Tucked into the cultural divides separating a diverse European Union (EU) from a starkly different diversity in the U.S. are little scenes like this.
While walking between aisles of CNC machines in CZ’s manufacturing facility in Uherský Brod, Czech Republic, last October, I casually asked the Czech employee guiding us along the manufacturing line of its new and excellent CZ 600 series of bolt-action rifles whether Czech citizens can own and carry handguns.
“Not more than two at a time,” he said with a shrug.
“I don’t understand,” I said, stopping him next to a humming CNC machine.
“The answer is yes, but the law says I can’t carry more than two handguns at the same time,” he said with a proud look in his eyes.
Europe can be a strange place to an American gun owner, but this almost felt normal.

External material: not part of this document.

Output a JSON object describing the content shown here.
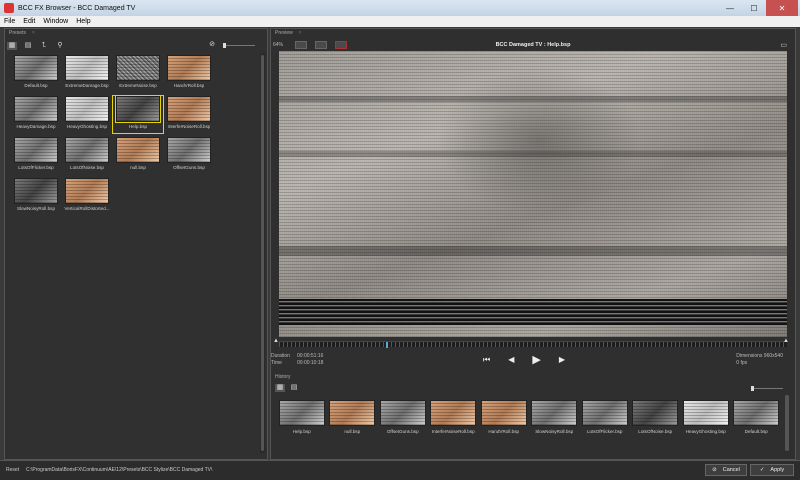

From a macro perspective, the EU, which many people think of as Europe, has a population of 447 million people, whereas the U.S. has a population of about 328 million people. The EU encompasses an area of 1,634,472 square miles, which is about half the size of the United States’ 3,794,080 square miles. The EU is made up of 27 countries and the U.S., of course, has 50 states. In the EU, layers of bureaucracy radiate from Brussels. Here in the U.S., some politicians in Washington, D.C., would like the same power over you that Brussels’ bureaucrats have. The EU’s residents have the “Charter of Fundamental Rights of the European Union,” but this long document is no U.S. Bill of Rights. The EU’s list is basically a list of positive rights that empowers the bureaucracy to bequeath things to the people. In the U.S., we have “negative liberties” that restrict government from infringing on our liberty—one of which is the Second Amendment.

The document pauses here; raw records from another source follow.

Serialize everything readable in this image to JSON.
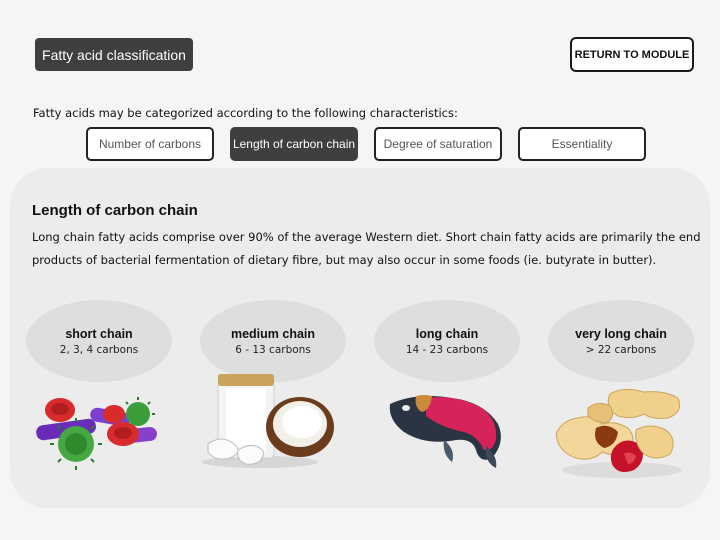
{
  "header": {
    "title": "Fatty acid classification",
    "return_label": "RETURN TO MODULE"
  },
  "intro": "Fatty acids may be categorized according to the following characteristics:",
  "tabs": [
    {
      "label": "Number of carbons",
      "active": false
    },
    {
      "label": "Length of carbon chain",
      "active": true
    },
    {
      "label": "Degree of saturation",
      "active": false
    },
    {
      "label": "Essentiality",
      "active": false
    }
  ],
  "panel": {
    "title": "Length of carbon chain",
    "text": "Long chain fatty acids comprise over 90% of the average Western diet. Short chain fatty acids are primarily the end products of bacterial fermentation of dietary fibre, but may also occur in some foods (ie. butyrate in butter)."
  },
  "categories": [
    {
      "title": "short chain",
      "subtitle": "2, 3, 4 carbons",
      "icon": "bacteria-icon"
    },
    {
      "title": "medium chain",
      "subtitle": "6 - 13 carbons",
      "icon": "coconut-icon"
    },
    {
      "title": "long chain",
      "subtitle": "14 - 23 carbons",
      "icon": "salmon-icon"
    },
    {
      "title": "very long chain",
      "subtitle": "> 22 carbons",
      "icon": "peanuts-icon"
    }
  ]
}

But with all that simply said—and there is a lot more to it—the EU isn’t all French-style restrictions on gun ownership and carry. There is some diversity, particularly in Eastern Europe. So then, an open question is, as Europeans see Ukrainian citizens picking up rifles to defend their lives and liberty from Russian troops, will more Europeans come to the conclusion this is a right every law-abiding person needs to become and to remain free?
Cultures, particularly today, are rarely static things. They do change. A good part of the reason America still has a robust Second Amendment today—and is even experiencing a renaissance of sorts with the use of this right—is because of this association and the many laws that were beaten and changed, as well as court cases won, in particular since the founding of the NRA Institute for Legislative Action in 1975.
This is a big question we’re touching on in this issue with a feature from a war correspondent reporting from Kyiv, Ukraine. We’ll continue this important exploration with European voices in coming issues.
For now, it’s worth noting that freedom resonates most vividly when someone is trying to take it away. Many American gun and ammunition companies have donated to the Ukrainian fight for freedom, as have many Americans and others around the world. All of this bodes well for our freedom. But this realization must also stoke discussions about laws that too often prevent or discourage good, law-abiding citizens from exercising this right.